• Monte Carlo simulations and data analysis
Contact persons: Denise Boncioli, Francesco Salamida

• Atmospheric monitoring for UHECR and gamma-ray observatories
• Effects of the variability of the terrestrial atmosphere on UHECR induced fluorescence and Cherenkov light by high energy gamma-rays.
Contact persons: Vincenzo Rizi, Ermanno Pietropaolo, Marco Iarlori

Experiment HERD_DMP: it is an INFN Group II experiment finalized to accomplish a structure a structure for “High Energy cosmic Radiation Detection” (HERD), whose installation is scheduled for 2027 on the China Space Station (CSS), which is aimed to measuring the flow of electrons and photons in the energy range 2 GeV – 100 TeV and charged cosmic rays from 30 GeV to 30 PeV.
Contact person: Noemi Finetti

Dark Matter

Dark matter is one of the most intriguing and still unsolved puzzles of modern cosmology. Unlike the familiar matter that we observe and interact with every day, dark matter does not emit, absorb, or reflect light. Its existence is inferred from various observations and measurements at different scales. The most compelling evidence comes from the study of galaxy rotation curves, the motion of galaxy clusters, and the fluctuations in cosmic microwave background radiation. These observations consistently reveal that the gravitational forces arising from visible matter alone are insufficient to explain the observed dynamics and gravitational effects in the Universe.

The XENONnT experiment

The XENONnT experiment is a cutting-edge scientific endeavor aimed at solving the dark matter puzzle. It is a direct detection experiment carried out under 1400 m of rock, at the INFN Laboratori Nazionali del Gran Sasso in Italy, a few kilometers from our department. XENONnT was realized by a collaboration of scientists from more than 25 institutions worldwide.
The worldwide XENON collaboration. Image credit: the XENON Collaboration
The experiment employs a dual-phase time-projection chamber (TPC) filled with ultra-pure liquid xenon as the target material. The TPC is designed to detect the faint signals produced when dark matter particles, hypothesized as weakly interacting massive particles (WIMPs), interact with the xenon nuclei. By carefully monitoring the TPC signals, we can distinguish the interactions caused by known background sources, such as cosmic rays and radioactive decays, from potential dark matter signals. The aim is to identify any excesses or distinct patterns in the data that cannot be accounted for by the known sources.
Dual-phase TPC working principles. Image credit: the XENON Collaboration
Phases of the XENONnT TPC construction at LNGS. Image credit: XENON Collaboration
By continuously collecting and analyzing data from the XENONnT experiment, we aim at gaining deeper insights into the nature and properties of dark matter particles. The results obtained from our experiment will contribute to our understanding of the fundamental structure of the universe, potentially shedding light on the elusive properties of dark matter and its role in the cosmos. In addition to the search for WIMPs many other important physics channels can be explored by XENON and the successor detector DARWIN. Here the different science channels for XENON and DARWIN detectors are shown.
Different science channels for XENON and DARWIN detectors. Image credit: R. Lang

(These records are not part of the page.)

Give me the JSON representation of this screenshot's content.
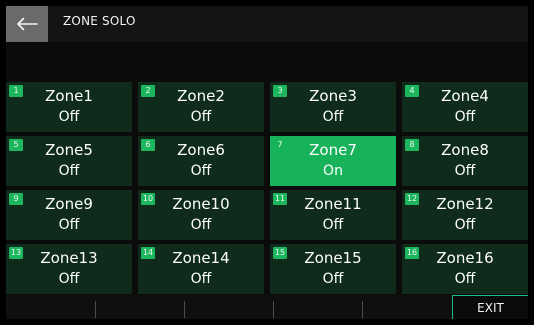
{
  "header": {
    "title": "ZONE SOLO",
    "back_icon": "arrow-left-icon"
  },
  "zones": [
    {
      "number": "1",
      "name": "Zone1",
      "state": "Off"
    },
    {
      "number": "2",
      "name": "Zone2",
      "state": "Off"
    },
    {
      "number": "3",
      "name": "Zone3",
      "state": "Off"
    },
    {
      "number": "4",
      "name": "Zone4",
      "state": "Off"
    },
    {
      "number": "5",
      "name": "Zone5",
      "state": "Off"
    },
    {
      "number": "6",
      "name": "Zone6",
      "state": "Off"
    },
    {
      "number": "7",
      "name": "Zone7",
      "state": "On"
    },
    {
      "number": "8",
      "name": "Zone8",
      "state": "Off"
    },
    {
      "number": "9",
      "name": "Zone9",
      "state": "Off"
    },
    {
      "number": "10",
      "name": "Zone10",
      "state": "Off"
    },
    {
      "number": "11",
      "name": "Zone11",
      "state": "Off"
    },
    {
      "number": "12",
      "name": "Zone12",
      "state": "Off"
    },
    {
      "number": "13",
      "name": "Zone13",
      "state": "Off"
    },
    {
      "number": "14",
      "name": "Zone14",
      "state": "Off"
    },
    {
      "number": "15",
      "name": "Zone15",
      "state": "Off"
    },
    {
      "number": "16",
      "name": "Zone16",
      "state": "Off"
    }
  ],
  "footer": {
    "exit_label": "EXIT"
  },
  "colors": {
    "background": "#000000",
    "zone_off": "#0e2b1b",
    "zone_on": "#18b25b",
    "zone_number_badge": "#1eb55f",
    "back_button": "#6a6a6a",
    "exit_outline": "#1fbd8b"
  }
}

The XENON group at UnivAq

The XENON group at DSFC – UnivAq is quite active and dynamic and works in collaboration with the researchers of the Gran Sasso laboratory. We are involved in different tasks of the experiment:

• Monte Carlo simulations and data analysis
• TPC detector
• Xenon Purification System
• Muon Veto
• Slow-control

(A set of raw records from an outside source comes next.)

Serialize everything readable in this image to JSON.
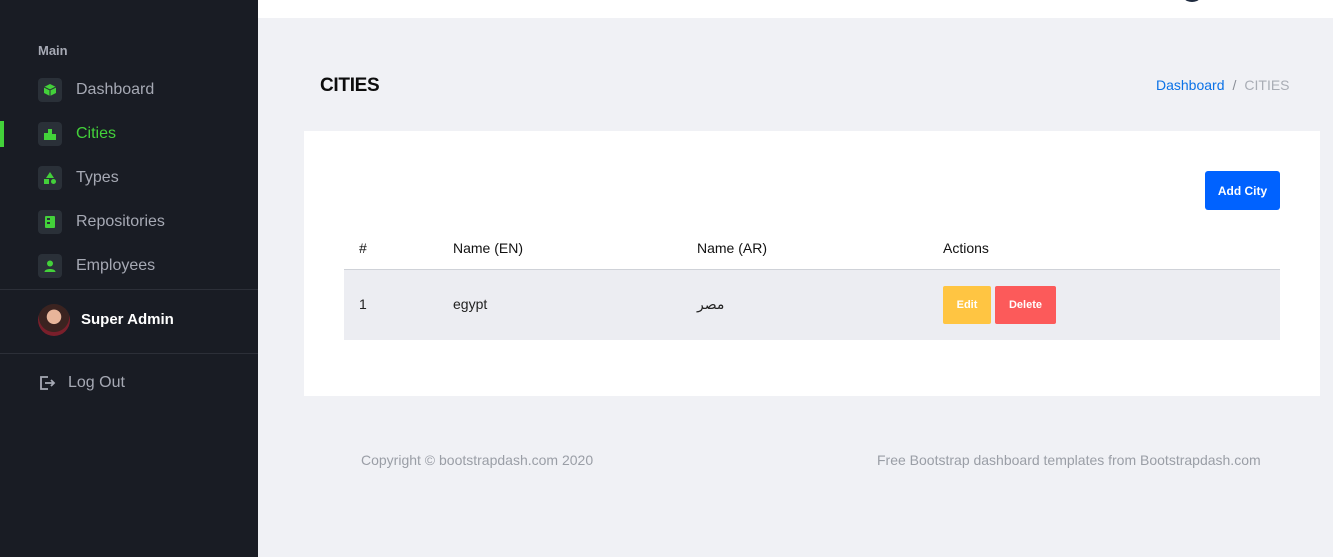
{
  "sidebar": {
    "section_label": "Main",
    "items": [
      {
        "label": "Dashboard",
        "icon": "cube-icon",
        "active": false
      },
      {
        "label": "Cities",
        "icon": "city-icon",
        "active": true
      },
      {
        "label": "Types",
        "icon": "shapes-icon",
        "active": false
      },
      {
        "label": "Repositories",
        "icon": "repository-icon",
        "active": false
      },
      {
        "label": "Employees",
        "icon": "user-icon",
        "active": false
      }
    ],
    "profile_name": "Super Admin",
    "logout_label": "Log Out"
  },
  "header": {
    "title": "CITIES",
    "breadcrumb": {
      "link": "Dashboard",
      "separator": "/",
      "current": "CITIES"
    }
  },
  "card": {
    "add_button": "Add City",
    "table": {
      "columns": [
        "#",
        "Name (EN)",
        "Name (AR)",
        "Actions"
      ],
      "rows": [
        {
          "id": "1",
          "name_en": "egypt",
          "name_ar": "مصر",
          "edit_label": "Edit",
          "delete_label": "Delete"
        }
      ]
    }
  },
  "footer": {
    "copyright": "Copyright © bootstrapdash.com 2020",
    "credit": "Free Bootstrap dashboard templates from Bootstrapdash.com"
  },
  "colors": {
    "sidebar_bg": "#191c24",
    "accent_green": "#43d13a",
    "primary": "#0062ff",
    "warning": "#ffc542",
    "danger": "#fc5a5a",
    "link": "#0b72e7"
  }
}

and have various responsibilities both in the detector and infrastructure operations and maintenance (Technical Manager (TC), Run Coordinator (RC)).
We have also a variety of R&D projects ongoing, all aiming at detector technology improvements in view of the next generation xenon based dark matter experiment, DARWIN.

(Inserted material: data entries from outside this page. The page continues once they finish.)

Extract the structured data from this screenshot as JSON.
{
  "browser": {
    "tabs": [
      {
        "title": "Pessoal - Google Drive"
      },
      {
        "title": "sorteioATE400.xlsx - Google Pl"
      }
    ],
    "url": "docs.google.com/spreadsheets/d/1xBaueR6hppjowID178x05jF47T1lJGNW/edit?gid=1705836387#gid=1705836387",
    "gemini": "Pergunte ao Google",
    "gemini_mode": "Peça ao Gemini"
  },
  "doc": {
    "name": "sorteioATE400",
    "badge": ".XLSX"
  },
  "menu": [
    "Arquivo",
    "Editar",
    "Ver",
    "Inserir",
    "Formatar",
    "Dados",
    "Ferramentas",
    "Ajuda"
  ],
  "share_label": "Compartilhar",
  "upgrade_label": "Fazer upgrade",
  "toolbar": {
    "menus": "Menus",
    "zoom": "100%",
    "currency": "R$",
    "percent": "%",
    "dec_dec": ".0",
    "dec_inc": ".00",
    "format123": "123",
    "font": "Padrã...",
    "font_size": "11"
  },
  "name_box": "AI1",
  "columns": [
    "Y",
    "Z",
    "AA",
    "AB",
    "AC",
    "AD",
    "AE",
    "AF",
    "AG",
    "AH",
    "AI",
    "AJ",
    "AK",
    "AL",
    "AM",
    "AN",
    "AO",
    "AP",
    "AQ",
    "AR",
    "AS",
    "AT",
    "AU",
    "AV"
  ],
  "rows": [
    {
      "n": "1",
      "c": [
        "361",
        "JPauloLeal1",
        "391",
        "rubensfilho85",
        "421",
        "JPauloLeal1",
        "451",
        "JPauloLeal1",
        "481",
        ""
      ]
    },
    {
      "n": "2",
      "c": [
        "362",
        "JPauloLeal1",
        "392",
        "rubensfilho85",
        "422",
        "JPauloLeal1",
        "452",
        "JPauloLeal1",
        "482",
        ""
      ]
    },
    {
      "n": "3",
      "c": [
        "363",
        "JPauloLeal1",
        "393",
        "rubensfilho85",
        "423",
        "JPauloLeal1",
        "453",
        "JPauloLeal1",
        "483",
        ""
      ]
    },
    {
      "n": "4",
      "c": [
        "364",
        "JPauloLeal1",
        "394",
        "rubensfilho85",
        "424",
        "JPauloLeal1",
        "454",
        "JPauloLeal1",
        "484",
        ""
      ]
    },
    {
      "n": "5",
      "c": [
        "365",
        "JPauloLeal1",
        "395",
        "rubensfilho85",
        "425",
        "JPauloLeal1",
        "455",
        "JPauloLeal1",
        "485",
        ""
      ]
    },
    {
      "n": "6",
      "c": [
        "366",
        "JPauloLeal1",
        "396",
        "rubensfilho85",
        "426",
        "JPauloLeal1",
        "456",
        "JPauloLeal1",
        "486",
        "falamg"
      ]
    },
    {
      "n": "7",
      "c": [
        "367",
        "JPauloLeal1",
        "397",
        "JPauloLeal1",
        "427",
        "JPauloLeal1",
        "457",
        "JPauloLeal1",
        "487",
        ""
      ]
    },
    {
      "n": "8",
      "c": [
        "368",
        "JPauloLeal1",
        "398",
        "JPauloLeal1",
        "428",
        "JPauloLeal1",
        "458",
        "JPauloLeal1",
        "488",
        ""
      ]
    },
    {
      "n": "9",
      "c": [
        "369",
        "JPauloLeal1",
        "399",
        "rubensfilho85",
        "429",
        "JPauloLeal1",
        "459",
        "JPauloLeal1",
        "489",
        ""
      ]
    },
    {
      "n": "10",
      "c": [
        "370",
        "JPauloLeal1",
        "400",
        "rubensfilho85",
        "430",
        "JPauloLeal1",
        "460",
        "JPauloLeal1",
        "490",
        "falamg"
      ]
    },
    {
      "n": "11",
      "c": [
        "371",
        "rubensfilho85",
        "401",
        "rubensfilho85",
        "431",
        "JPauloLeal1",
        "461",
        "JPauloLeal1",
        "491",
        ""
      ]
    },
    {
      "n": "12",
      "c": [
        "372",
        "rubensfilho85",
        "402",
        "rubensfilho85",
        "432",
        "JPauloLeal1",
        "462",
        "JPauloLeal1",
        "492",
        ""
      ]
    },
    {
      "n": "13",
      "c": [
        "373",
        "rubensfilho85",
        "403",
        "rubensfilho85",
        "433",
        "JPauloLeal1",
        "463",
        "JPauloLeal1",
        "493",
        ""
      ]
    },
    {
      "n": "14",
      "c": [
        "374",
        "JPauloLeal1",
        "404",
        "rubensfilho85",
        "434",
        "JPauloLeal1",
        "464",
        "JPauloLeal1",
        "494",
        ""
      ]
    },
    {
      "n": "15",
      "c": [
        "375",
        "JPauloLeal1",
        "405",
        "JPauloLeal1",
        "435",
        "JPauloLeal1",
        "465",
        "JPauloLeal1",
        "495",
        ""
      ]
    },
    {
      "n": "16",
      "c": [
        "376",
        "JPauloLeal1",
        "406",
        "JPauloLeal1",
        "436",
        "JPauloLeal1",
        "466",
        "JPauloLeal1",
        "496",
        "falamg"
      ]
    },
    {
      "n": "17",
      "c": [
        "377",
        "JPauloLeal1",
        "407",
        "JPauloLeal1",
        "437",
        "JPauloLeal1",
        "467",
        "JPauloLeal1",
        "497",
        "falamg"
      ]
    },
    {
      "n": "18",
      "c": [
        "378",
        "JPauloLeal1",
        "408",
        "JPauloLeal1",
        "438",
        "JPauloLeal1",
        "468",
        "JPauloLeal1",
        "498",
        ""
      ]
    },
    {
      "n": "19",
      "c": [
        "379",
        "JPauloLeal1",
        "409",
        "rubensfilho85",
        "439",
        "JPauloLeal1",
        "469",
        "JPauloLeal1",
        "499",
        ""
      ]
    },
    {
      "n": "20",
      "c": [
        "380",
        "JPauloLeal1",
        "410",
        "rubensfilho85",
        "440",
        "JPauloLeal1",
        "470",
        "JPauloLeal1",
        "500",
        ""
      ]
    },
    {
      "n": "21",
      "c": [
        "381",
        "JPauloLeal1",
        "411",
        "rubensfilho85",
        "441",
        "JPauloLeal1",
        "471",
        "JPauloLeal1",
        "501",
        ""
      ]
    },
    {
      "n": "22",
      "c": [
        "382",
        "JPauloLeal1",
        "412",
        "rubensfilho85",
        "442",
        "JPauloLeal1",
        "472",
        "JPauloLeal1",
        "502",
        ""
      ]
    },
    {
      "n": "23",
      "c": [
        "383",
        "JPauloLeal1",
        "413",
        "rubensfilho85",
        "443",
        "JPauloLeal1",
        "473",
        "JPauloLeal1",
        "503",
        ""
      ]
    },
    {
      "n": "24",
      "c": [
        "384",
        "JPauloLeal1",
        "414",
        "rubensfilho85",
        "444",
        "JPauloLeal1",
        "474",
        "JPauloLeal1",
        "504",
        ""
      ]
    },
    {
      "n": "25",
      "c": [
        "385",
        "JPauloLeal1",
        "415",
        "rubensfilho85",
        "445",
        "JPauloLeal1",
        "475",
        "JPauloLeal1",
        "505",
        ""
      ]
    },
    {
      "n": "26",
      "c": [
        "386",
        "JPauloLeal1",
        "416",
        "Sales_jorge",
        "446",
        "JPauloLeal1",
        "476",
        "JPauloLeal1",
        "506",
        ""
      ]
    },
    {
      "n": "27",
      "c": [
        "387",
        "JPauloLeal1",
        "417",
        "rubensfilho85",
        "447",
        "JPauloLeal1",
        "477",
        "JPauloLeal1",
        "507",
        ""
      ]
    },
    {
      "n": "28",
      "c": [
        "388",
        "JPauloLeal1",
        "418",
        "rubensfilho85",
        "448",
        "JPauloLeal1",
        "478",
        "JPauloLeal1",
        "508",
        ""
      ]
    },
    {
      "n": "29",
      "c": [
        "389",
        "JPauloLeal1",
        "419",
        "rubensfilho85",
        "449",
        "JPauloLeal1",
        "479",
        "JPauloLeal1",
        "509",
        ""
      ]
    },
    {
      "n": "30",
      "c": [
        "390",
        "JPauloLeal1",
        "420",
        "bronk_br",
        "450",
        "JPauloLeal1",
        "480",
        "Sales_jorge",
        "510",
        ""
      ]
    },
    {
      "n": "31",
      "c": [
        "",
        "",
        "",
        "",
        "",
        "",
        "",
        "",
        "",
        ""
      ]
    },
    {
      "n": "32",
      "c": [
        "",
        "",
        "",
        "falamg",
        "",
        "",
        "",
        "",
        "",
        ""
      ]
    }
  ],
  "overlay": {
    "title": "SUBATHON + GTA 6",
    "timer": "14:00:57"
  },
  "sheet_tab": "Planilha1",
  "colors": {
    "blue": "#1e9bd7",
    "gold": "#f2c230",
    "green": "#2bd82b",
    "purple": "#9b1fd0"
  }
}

The XENON group at UnivAq – LNGS

Contact persons: Carla Macolino, Alfredo Davide Ferella